[Assignment]: Examine each line of the data. Copy the line if it includes the word "lock".

[Entries from a dataset of interfaces]:
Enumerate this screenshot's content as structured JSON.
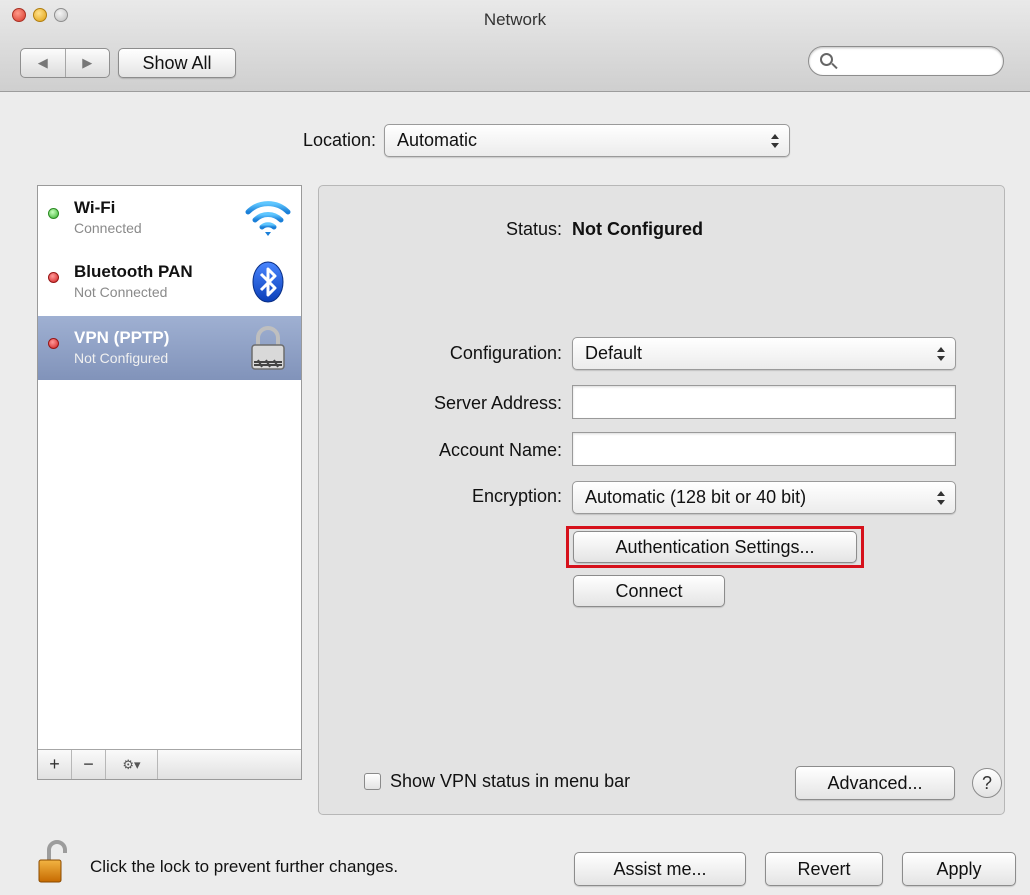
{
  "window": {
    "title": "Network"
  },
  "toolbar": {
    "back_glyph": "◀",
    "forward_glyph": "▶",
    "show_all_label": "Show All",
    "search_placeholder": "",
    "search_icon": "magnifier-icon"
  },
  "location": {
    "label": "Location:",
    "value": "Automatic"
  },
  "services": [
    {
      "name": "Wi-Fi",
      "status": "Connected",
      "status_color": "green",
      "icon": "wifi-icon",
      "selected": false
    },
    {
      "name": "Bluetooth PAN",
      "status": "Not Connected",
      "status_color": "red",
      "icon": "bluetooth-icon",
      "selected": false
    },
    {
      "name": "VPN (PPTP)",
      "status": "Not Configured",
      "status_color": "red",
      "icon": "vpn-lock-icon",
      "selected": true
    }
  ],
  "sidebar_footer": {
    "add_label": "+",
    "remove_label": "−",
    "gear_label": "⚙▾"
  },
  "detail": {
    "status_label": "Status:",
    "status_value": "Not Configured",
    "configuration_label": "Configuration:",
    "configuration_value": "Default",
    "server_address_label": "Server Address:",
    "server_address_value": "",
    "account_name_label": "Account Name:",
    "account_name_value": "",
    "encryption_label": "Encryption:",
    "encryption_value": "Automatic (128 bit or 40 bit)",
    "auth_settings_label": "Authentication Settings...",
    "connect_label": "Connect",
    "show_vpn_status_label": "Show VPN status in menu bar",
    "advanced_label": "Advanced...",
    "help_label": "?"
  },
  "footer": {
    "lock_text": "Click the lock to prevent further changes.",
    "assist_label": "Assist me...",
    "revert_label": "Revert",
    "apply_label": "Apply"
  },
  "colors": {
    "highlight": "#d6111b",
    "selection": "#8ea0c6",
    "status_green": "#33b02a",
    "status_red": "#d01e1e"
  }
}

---

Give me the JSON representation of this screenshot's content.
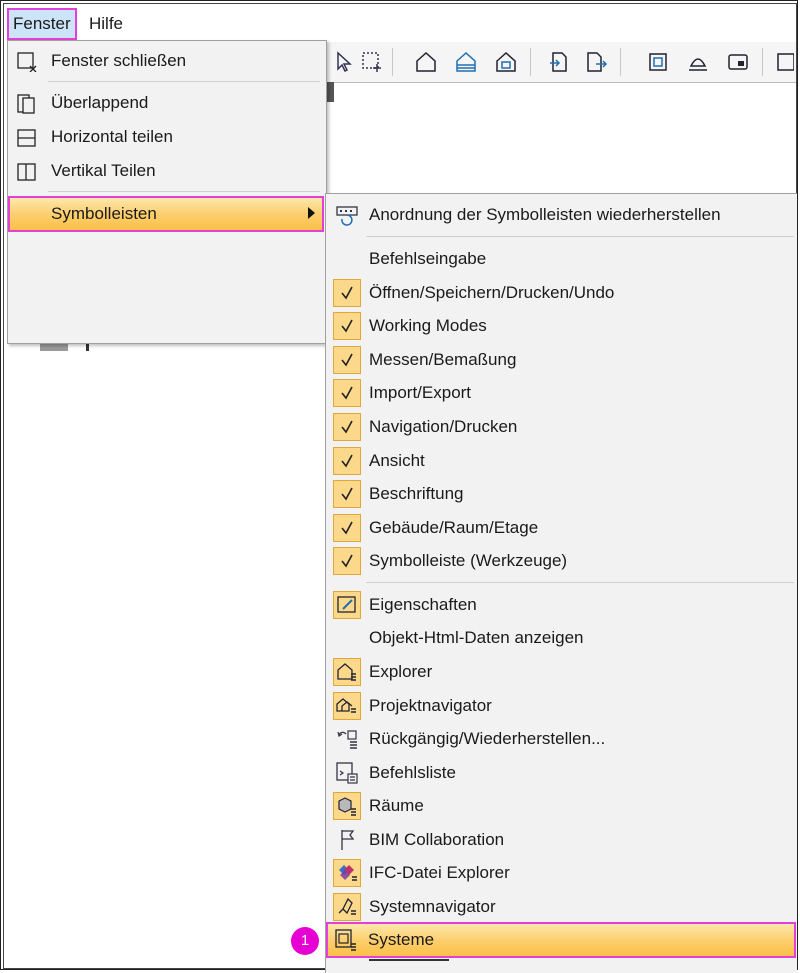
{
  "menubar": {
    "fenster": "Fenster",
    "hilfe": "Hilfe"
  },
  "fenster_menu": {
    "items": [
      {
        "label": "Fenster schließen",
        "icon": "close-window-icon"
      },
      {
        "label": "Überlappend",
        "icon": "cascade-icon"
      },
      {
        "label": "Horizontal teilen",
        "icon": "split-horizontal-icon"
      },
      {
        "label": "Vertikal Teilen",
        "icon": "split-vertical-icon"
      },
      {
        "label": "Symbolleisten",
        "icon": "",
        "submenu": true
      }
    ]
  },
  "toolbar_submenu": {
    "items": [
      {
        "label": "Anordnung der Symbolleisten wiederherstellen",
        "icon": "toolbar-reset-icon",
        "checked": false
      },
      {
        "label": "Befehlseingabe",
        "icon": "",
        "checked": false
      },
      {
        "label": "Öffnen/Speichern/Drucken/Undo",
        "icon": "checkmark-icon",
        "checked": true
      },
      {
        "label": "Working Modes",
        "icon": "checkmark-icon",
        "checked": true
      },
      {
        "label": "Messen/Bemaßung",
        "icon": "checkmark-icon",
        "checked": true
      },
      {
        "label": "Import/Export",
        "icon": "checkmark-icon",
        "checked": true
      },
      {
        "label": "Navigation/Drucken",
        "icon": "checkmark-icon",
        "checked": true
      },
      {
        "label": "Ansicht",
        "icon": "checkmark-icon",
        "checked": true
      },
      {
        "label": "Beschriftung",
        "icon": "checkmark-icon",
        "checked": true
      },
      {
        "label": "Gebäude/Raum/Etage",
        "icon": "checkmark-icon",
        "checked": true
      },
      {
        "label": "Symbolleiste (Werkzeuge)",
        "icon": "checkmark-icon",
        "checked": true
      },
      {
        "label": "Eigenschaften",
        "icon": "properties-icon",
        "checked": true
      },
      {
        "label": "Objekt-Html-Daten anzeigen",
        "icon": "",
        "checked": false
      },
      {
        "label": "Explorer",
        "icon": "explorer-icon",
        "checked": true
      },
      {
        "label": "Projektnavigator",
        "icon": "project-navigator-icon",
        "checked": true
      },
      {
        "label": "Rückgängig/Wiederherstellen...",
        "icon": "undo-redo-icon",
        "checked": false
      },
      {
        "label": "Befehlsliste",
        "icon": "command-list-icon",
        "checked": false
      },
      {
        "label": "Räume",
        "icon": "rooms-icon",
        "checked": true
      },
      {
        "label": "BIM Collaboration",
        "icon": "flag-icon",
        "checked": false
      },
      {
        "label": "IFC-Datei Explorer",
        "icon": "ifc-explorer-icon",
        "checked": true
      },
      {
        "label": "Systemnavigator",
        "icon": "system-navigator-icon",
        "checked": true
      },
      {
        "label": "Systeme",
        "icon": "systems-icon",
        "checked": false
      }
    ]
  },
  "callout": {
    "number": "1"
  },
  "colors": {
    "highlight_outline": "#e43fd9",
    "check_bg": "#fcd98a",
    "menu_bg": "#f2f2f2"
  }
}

[Solution to this task]:
      "icon": "vpn-lock-icon",
    "lock_text": "Click the lock to prevent further changes.",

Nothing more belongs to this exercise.